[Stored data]
******

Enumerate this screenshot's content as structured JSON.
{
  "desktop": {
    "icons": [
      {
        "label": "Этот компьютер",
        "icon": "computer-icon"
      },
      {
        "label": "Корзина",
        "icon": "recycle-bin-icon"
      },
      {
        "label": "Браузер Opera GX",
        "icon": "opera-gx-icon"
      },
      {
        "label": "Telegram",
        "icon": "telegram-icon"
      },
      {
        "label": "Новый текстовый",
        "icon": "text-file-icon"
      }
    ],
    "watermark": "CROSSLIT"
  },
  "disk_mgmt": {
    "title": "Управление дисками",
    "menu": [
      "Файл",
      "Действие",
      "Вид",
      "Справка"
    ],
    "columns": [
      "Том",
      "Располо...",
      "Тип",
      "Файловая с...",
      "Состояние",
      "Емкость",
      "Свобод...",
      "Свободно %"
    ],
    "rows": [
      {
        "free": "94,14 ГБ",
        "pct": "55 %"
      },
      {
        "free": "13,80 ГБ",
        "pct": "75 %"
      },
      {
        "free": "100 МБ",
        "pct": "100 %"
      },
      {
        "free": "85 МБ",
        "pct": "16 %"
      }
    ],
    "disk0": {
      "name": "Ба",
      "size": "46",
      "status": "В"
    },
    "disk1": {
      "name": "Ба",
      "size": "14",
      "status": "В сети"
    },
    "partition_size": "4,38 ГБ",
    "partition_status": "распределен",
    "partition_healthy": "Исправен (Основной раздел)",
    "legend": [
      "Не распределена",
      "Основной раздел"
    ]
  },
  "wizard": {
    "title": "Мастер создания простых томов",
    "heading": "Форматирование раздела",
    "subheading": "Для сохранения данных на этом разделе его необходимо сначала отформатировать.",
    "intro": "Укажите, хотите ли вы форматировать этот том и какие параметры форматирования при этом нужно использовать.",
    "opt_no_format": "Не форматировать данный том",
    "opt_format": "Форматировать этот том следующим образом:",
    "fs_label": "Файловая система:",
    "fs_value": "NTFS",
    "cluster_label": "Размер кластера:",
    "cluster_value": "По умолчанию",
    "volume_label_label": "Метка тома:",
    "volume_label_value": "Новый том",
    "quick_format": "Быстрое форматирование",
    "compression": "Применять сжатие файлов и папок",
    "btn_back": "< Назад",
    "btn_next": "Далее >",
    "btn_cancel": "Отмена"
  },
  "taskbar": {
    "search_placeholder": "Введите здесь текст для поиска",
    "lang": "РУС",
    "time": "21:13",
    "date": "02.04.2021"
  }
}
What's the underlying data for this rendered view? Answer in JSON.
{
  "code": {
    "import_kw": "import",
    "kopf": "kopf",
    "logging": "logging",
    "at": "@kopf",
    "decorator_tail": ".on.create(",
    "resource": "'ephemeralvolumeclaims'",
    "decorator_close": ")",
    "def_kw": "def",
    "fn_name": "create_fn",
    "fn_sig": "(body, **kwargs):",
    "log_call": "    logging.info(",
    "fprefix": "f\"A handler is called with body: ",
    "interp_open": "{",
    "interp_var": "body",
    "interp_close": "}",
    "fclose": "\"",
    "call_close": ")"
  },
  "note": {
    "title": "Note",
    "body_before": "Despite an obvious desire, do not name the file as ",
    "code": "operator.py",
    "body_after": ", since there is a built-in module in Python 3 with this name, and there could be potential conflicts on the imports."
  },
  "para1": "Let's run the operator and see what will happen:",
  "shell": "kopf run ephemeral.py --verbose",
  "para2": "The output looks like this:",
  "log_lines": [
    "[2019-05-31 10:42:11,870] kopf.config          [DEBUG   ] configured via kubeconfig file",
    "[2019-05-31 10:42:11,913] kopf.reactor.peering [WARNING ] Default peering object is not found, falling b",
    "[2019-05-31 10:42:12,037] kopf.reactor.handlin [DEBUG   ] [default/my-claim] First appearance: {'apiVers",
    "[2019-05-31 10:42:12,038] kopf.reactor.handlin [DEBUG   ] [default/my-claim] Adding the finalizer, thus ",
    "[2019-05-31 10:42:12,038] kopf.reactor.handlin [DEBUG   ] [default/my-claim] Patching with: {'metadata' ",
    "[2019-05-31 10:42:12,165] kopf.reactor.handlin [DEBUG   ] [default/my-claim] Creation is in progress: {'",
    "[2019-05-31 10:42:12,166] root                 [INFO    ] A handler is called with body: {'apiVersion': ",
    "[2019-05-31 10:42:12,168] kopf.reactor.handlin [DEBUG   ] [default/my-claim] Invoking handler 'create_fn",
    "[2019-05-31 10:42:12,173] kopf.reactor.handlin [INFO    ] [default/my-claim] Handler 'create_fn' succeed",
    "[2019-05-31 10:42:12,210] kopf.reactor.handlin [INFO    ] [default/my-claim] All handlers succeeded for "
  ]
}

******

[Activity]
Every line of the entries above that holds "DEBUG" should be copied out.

[Output for this task]
    "[2019-05-31 10:42:11,870] kopf.config          [DEBUG   ] configured via kubeconfig file",
    "[2019-05-31 10:42:12,037] kopf.reactor.handlin [DEBUG   ] [default/my-claim] First appearance: {'apiVers",
    "[2019-05-31 10:42:12,038] kopf.reactor.handlin [DEBUG   ] [default/my-claim] Adding the finalizer, thus ",
    "[2019-05-31 10:42:12,038] kopf.reactor.handlin [DEBUG   ] [default/my-claim] Patching with: {'metadata' ",
    "[2019-05-31 10:42:12,165] kopf.reactor.handlin [DEBUG   ] [default/my-claim] Creation is in progress: {'",
    "[2019-05-31 10:42:12,168] kopf.reactor.handlin [DEBUG   ] [default/my-claim] Invoking handler 'create_fn",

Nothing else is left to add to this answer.